## Task objective
Where does the string "Microsoft" appear in the records? Copy every line that contains it.

## Available records
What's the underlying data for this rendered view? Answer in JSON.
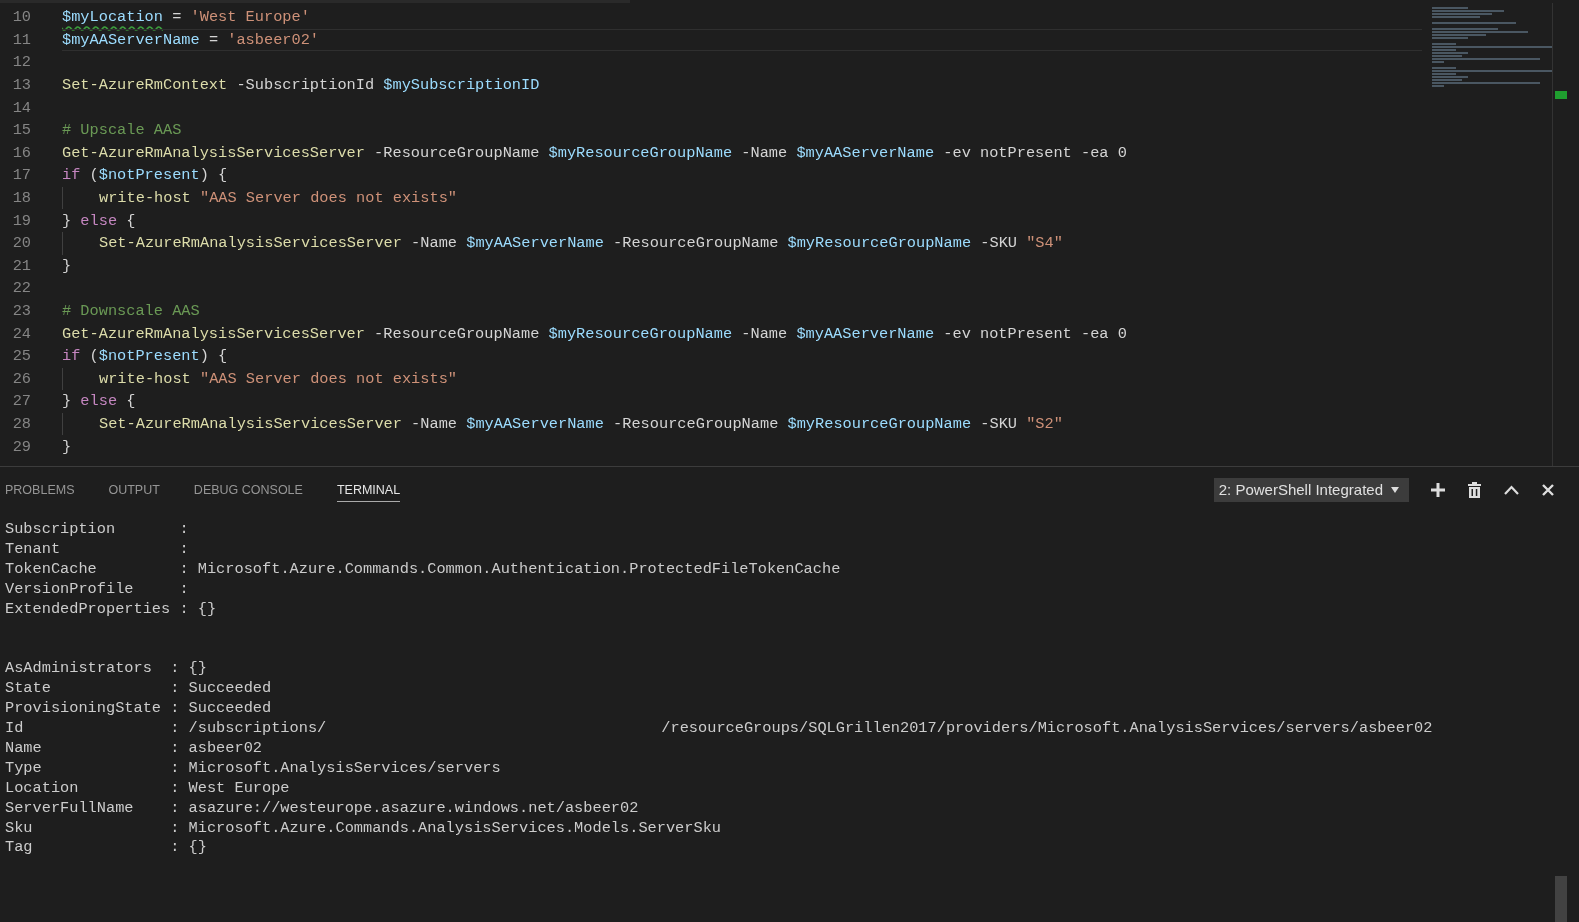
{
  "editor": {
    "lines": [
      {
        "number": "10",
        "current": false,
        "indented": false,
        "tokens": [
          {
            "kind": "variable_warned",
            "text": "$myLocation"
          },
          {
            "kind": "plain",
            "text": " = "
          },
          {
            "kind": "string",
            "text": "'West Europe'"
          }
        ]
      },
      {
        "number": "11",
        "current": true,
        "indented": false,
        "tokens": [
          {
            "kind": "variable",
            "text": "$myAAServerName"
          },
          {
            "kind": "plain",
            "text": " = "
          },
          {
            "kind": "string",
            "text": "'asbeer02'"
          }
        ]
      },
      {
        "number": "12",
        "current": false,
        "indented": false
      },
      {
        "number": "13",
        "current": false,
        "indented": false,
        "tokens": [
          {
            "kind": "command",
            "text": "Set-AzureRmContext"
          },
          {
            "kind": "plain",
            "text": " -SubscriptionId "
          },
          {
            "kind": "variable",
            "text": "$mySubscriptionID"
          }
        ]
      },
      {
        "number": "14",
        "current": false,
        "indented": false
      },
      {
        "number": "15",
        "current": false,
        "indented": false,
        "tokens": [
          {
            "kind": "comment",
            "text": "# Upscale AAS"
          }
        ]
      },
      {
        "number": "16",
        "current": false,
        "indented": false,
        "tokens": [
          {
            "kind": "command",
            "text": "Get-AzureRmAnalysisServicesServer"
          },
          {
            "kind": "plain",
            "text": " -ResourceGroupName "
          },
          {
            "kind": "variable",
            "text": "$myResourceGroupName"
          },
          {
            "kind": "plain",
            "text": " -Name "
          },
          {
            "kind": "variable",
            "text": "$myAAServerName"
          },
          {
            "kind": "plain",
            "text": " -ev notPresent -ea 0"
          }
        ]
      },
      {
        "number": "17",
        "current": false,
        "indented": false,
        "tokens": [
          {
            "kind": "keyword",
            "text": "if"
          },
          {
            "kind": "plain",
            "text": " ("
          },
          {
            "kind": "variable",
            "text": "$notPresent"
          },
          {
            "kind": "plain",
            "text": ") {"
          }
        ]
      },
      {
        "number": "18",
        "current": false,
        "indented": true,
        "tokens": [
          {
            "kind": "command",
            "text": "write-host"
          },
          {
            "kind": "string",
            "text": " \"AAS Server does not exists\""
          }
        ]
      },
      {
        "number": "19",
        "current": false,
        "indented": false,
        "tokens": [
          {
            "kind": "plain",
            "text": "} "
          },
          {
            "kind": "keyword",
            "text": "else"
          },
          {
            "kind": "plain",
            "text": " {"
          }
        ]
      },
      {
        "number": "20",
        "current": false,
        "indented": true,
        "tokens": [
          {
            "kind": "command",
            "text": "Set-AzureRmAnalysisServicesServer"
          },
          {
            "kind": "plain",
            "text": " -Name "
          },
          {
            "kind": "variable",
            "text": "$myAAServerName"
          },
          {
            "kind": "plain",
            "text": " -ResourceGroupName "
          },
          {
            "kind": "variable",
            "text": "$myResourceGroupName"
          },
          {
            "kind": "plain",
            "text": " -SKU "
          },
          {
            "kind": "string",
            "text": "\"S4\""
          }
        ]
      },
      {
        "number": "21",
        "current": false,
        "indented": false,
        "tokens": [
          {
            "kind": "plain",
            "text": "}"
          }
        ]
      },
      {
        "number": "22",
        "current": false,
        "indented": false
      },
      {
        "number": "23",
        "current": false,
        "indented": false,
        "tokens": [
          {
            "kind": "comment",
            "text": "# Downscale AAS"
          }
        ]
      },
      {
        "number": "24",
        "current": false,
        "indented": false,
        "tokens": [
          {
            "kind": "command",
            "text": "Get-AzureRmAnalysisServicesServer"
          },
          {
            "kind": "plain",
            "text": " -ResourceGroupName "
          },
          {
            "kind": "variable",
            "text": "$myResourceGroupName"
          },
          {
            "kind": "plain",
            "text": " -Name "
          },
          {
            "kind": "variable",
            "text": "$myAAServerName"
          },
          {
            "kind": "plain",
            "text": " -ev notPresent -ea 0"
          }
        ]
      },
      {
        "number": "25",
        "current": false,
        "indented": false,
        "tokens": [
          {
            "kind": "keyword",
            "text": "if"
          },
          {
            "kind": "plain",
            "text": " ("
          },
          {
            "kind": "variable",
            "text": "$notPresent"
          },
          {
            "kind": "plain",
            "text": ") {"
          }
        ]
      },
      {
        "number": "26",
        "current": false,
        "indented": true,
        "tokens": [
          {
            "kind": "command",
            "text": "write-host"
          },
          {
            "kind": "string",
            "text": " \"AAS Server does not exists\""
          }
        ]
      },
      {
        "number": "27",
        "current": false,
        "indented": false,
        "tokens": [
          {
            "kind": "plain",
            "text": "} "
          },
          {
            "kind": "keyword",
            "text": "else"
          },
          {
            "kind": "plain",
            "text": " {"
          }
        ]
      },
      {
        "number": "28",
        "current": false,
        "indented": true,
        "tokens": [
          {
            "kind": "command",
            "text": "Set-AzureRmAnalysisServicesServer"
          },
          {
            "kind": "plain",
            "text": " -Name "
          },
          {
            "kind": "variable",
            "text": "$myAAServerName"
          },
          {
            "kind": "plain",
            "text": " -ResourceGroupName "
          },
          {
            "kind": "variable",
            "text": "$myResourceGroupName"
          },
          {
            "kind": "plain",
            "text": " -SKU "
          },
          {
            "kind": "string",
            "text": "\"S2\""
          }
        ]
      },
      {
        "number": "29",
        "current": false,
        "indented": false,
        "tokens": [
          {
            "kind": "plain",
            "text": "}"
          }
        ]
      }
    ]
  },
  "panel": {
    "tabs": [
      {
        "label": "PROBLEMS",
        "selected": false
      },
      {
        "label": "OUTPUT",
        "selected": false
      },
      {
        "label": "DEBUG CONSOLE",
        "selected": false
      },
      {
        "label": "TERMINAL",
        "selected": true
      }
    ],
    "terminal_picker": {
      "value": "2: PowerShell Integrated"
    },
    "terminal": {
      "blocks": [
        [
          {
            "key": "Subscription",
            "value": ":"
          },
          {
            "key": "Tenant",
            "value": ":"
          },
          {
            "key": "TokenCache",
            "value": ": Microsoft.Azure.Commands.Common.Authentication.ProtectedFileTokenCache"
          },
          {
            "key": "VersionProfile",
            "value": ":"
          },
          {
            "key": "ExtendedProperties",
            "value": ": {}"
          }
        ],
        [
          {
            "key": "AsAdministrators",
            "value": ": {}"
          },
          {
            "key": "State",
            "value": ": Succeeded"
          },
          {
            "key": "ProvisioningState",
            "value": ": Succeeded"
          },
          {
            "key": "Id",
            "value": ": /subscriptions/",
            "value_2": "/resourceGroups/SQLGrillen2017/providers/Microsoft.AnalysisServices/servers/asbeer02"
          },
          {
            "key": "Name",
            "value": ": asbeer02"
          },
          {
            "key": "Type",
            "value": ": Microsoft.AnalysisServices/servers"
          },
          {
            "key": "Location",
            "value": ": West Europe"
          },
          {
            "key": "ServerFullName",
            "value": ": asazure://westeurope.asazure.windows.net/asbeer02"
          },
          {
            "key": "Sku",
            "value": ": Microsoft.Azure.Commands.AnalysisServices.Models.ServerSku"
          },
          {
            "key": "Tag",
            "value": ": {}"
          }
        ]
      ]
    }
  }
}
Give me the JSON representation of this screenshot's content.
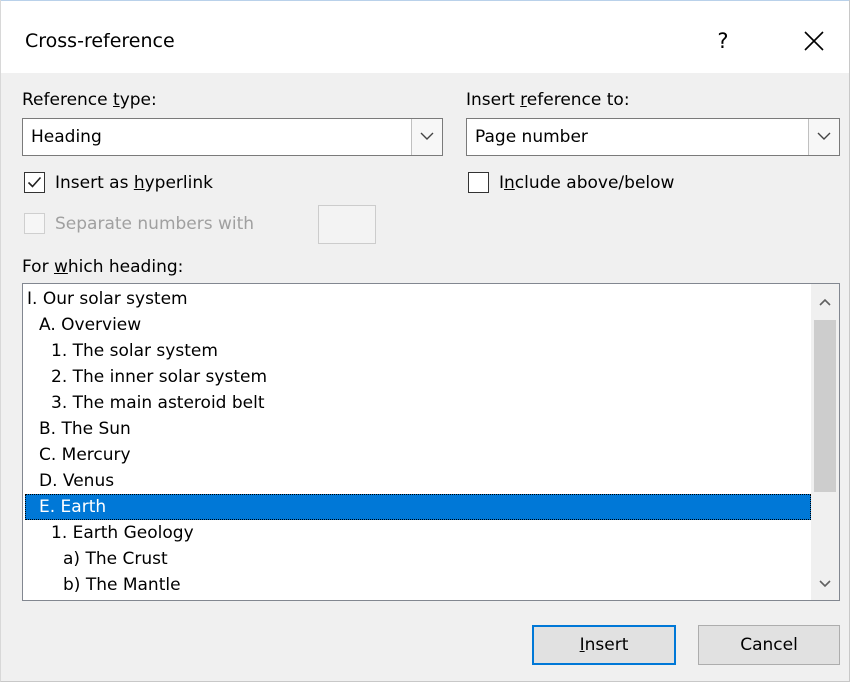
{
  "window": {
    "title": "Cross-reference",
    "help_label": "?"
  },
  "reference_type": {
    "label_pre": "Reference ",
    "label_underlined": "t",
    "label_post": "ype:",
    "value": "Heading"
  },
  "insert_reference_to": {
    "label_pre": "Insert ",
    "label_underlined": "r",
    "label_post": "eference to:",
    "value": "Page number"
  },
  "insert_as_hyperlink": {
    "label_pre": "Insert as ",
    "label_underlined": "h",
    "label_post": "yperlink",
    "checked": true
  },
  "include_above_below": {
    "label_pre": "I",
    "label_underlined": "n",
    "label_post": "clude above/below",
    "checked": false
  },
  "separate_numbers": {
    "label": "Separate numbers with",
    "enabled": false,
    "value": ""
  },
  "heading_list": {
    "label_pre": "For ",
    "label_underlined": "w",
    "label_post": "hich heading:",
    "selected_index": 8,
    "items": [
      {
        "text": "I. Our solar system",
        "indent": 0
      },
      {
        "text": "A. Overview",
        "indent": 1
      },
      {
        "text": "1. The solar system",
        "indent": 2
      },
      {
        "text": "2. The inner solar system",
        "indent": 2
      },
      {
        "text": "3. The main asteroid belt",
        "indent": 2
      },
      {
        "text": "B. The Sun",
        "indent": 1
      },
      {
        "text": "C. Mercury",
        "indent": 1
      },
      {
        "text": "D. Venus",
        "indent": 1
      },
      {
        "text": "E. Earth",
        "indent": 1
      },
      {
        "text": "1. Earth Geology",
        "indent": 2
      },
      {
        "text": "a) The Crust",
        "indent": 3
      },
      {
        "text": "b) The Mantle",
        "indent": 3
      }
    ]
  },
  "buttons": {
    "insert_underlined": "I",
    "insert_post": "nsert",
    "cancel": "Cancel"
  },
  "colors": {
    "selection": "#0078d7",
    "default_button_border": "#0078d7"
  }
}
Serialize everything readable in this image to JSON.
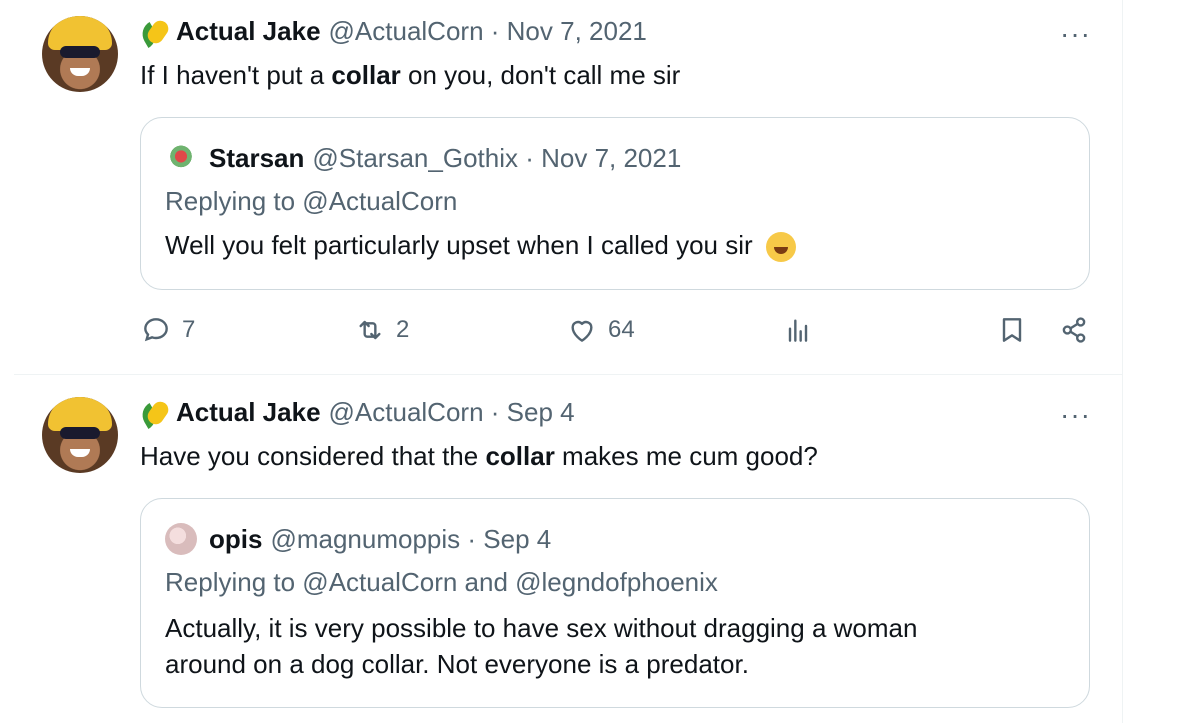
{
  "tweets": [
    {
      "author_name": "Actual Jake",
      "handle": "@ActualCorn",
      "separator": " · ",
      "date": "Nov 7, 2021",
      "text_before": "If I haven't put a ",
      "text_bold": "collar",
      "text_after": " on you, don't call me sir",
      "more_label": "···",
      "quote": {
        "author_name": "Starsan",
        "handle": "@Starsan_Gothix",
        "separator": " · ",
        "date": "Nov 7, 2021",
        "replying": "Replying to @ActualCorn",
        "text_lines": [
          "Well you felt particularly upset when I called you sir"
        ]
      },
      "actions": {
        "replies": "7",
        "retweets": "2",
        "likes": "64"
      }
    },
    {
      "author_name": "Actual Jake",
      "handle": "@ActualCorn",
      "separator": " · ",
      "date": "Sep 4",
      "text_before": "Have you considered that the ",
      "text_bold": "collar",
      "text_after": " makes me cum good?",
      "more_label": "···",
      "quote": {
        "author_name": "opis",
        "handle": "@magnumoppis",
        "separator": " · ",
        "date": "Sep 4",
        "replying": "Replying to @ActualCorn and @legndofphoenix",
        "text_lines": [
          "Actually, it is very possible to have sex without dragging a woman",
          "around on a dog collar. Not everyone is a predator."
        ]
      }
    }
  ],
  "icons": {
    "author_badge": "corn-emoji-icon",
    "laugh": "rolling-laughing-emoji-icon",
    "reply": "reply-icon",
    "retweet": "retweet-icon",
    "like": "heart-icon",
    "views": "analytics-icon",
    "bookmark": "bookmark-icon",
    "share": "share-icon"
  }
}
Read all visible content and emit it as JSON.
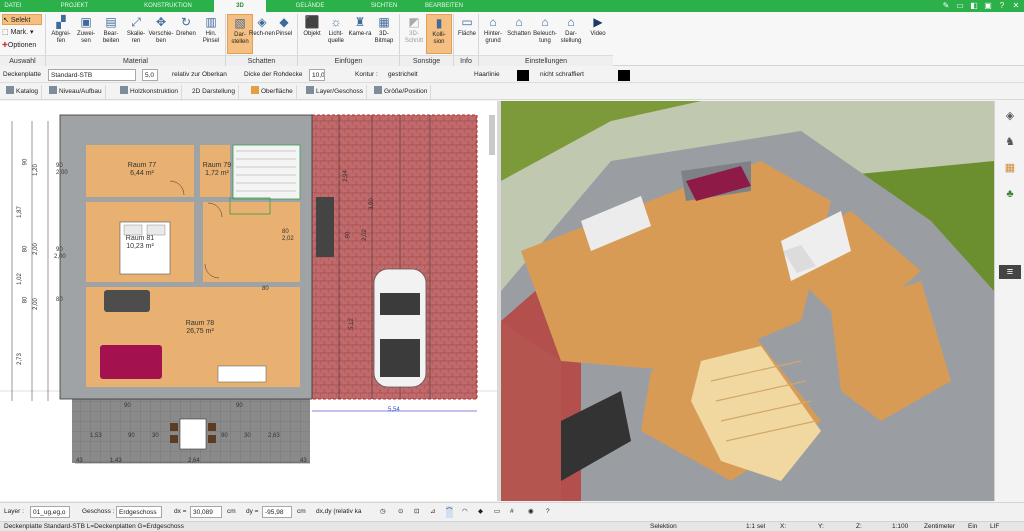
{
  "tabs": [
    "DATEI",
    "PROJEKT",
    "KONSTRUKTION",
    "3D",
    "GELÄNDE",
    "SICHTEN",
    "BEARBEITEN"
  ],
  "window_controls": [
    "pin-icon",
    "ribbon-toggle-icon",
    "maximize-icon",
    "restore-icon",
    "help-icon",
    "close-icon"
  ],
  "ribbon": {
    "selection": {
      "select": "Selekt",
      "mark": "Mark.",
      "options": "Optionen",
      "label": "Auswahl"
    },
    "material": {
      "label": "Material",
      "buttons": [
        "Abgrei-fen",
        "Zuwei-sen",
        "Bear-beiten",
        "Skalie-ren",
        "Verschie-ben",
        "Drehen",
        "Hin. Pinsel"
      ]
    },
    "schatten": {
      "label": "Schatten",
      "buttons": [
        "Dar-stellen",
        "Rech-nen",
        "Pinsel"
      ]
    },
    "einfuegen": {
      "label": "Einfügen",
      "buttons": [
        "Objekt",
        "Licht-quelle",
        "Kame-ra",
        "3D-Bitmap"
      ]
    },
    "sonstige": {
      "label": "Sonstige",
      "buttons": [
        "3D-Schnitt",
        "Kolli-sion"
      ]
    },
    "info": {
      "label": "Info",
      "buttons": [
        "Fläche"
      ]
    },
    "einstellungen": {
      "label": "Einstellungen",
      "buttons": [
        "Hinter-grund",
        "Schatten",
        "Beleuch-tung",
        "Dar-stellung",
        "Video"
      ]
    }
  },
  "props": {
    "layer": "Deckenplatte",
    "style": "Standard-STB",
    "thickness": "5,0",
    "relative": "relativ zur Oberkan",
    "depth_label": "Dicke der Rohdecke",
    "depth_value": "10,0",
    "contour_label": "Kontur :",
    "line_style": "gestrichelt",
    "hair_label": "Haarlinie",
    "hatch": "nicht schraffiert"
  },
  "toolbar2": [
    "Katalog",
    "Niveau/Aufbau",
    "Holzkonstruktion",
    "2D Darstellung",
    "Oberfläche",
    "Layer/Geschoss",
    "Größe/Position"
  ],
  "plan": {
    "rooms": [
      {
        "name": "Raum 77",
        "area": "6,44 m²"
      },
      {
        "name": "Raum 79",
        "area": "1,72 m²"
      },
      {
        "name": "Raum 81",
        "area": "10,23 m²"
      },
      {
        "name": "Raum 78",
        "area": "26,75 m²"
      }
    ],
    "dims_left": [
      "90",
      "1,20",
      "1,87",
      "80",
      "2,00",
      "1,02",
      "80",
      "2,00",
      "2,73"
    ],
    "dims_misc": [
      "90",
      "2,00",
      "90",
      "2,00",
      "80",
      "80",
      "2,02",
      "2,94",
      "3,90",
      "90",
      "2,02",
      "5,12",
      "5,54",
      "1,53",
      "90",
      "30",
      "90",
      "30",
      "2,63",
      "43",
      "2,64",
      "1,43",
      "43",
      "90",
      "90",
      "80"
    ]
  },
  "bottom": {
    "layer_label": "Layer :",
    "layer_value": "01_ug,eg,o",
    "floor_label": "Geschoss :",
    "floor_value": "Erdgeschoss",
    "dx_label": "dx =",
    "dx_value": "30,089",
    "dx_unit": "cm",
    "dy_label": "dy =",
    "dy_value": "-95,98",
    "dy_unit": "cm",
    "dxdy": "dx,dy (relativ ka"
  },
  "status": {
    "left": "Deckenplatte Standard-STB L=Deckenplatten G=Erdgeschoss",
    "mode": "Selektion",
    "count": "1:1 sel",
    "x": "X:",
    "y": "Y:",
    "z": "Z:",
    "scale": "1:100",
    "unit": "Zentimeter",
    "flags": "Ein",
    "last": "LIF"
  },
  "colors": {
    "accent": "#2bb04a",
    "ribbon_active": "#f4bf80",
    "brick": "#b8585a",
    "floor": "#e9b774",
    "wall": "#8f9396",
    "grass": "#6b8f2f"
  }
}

## Problem solution
            "value": ": Microsoft.Azure.Commands.Common.Authentication.ProtectedFileTokenCache"
            "value_2": "/resourceGroups/SQLGrillen2017/providers/Microsoft.AnalysisServices/servers/asbeer02"
            "value": ": Microsoft.AnalysisServices/servers"
            "value": ": Microsoft.Azure.Commands.AnalysisServices.Models.ServerSku"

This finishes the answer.